*** Opening of Input for this task ***

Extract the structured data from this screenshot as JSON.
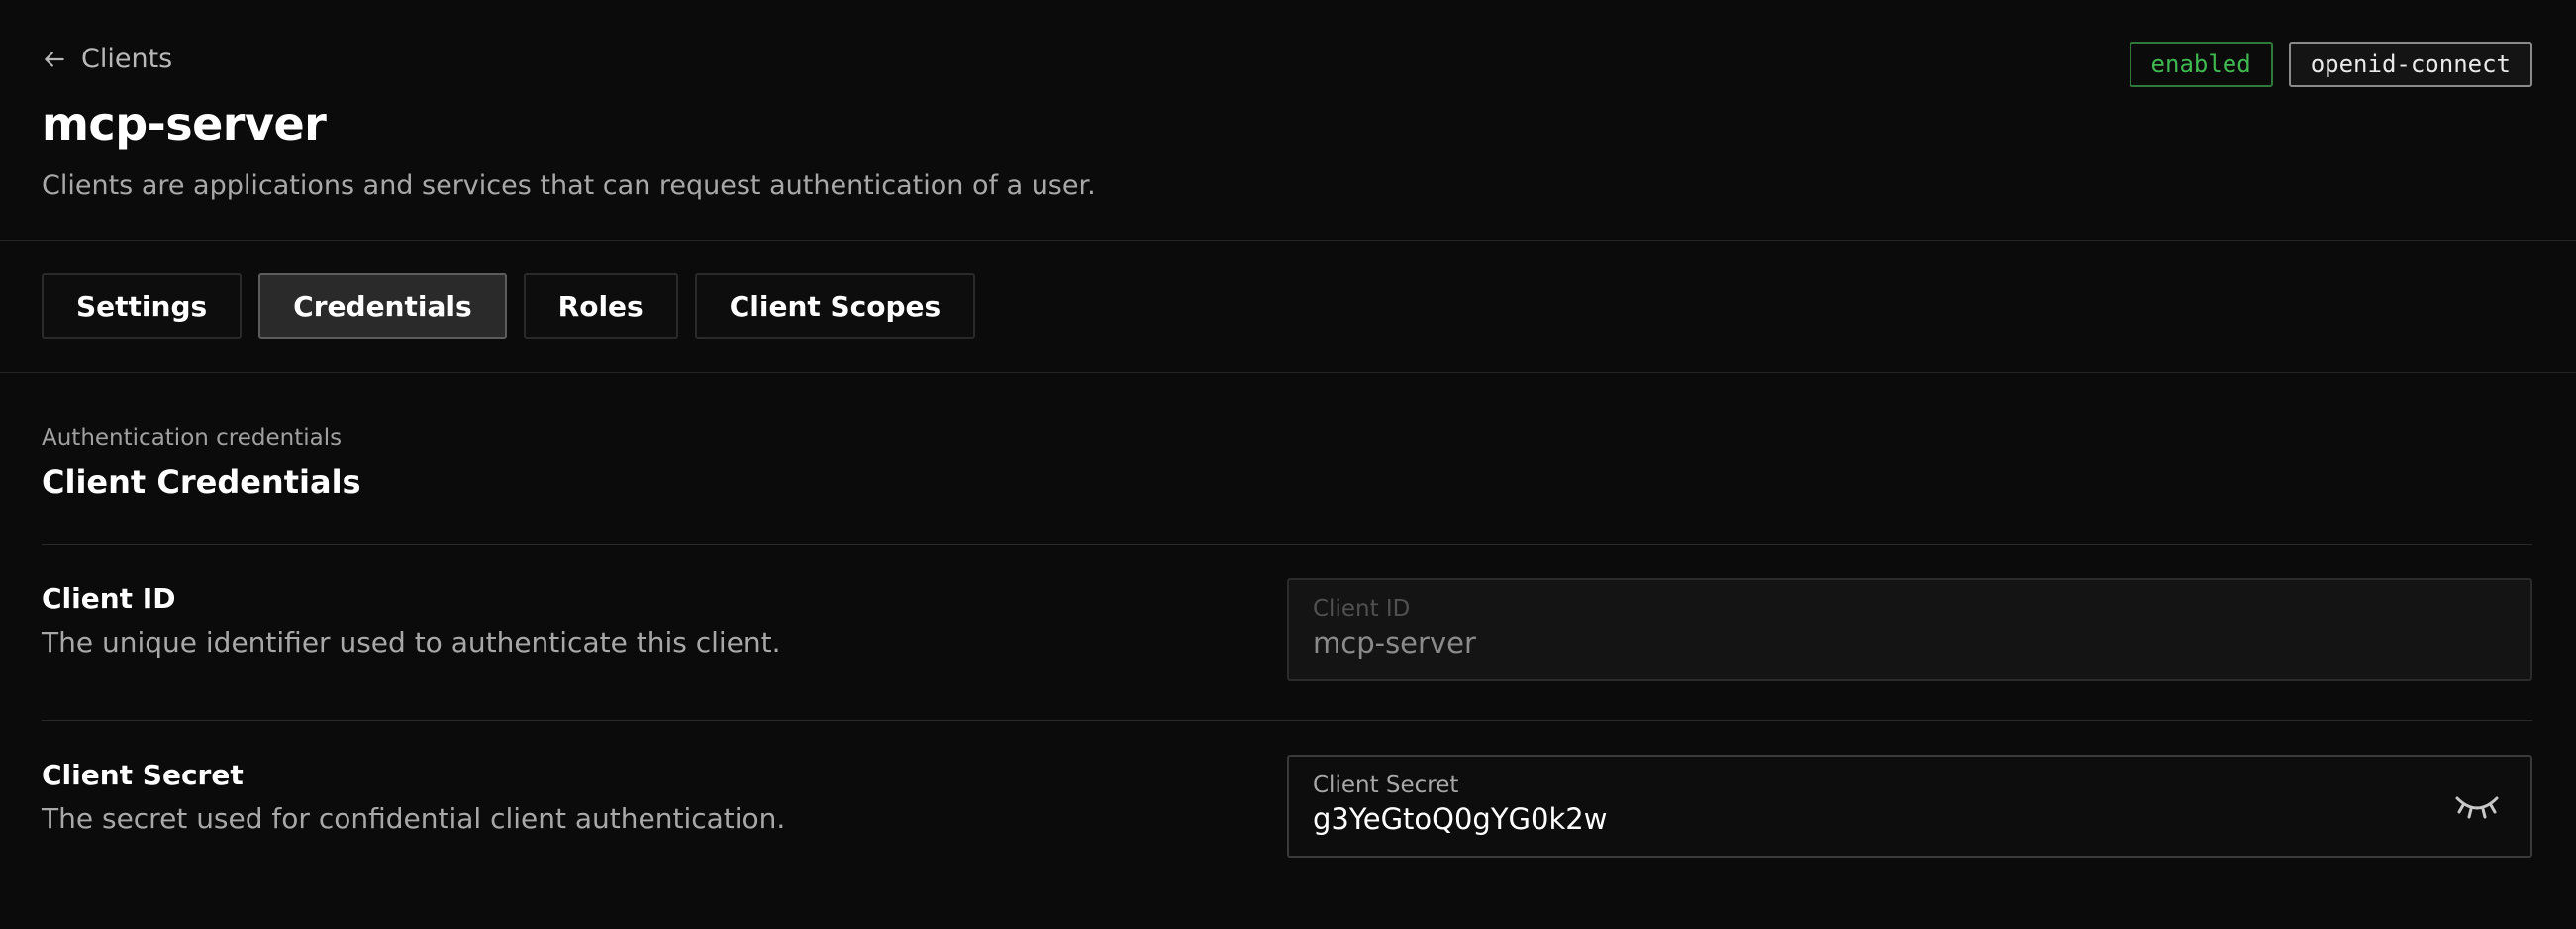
{
  "header": {
    "back_label": "Clients",
    "title": "mcp-server",
    "subtitle": "Clients are applications and services that can request authentication of a user.",
    "badges": {
      "status": "enabled",
      "protocol": "openid-connect"
    }
  },
  "tabs": [
    {
      "label": "Settings",
      "active": false
    },
    {
      "label": "Credentials",
      "active": true
    },
    {
      "label": "Roles",
      "active": false
    },
    {
      "label": "Client Scopes",
      "active": false
    }
  ],
  "section": {
    "eyebrow": "Authentication credentials",
    "title": "Client Credentials"
  },
  "fields": {
    "client_id": {
      "label": "Client ID",
      "description": "The unique identifier used to authenticate this client.",
      "input_label": "Client ID",
      "value": "mcp-server"
    },
    "client_secret": {
      "label": "Client Secret",
      "description": "The secret used for confidential client authentication.",
      "input_label": "Client Secret",
      "value": "g3YeGtoQ0gYG0k2w",
      "toggle_icon": "eye-closed-icon"
    }
  },
  "colors": {
    "background": "#0b0b0b",
    "status_green": "#3fb950",
    "active_tab": "#2a2a2a"
  }
}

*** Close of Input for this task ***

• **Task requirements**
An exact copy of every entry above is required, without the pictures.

• **Answer section**
Extract the structured data from this screenshot as JSON.
{
  "header": {
    "back_label": "Clients",
    "title": "mcp-server",
    "subtitle": "Clients are applications and services that can request authentication of a user.",
    "badges": {
      "status": "enabled",
      "protocol": "openid-connect"
    }
  },
  "tabs": [
    {
      "label": "Settings",
      "active": false
    },
    {
      "label": "Credentials",
      "active": true
    },
    {
      "label": "Roles",
      "active": false
    },
    {
      "label": "Client Scopes",
      "active": false
    }
  ],
  "section": {
    "eyebrow": "Authentication credentials",
    "title": "Client Credentials"
  },
  "fields": {
    "client_id": {
      "label": "Client ID",
      "description": "The unique identifier used to authenticate this client.",
      "input_label": "Client ID",
      "value": "mcp-server"
    },
    "client_secret": {
      "label": "Client Secret",
      "description": "The secret used for confidential client authentication.",
      "input_label": "Client Secret",
      "value": "g3YeGtoQ0gYG0k2w",
      "toggle_icon": "eye-closed-icon"
    }
  },
  "colors": {
    "background": "#0b0b0b",
    "status_green": "#3fb950",
    "active_tab": "#2a2a2a"
  }
}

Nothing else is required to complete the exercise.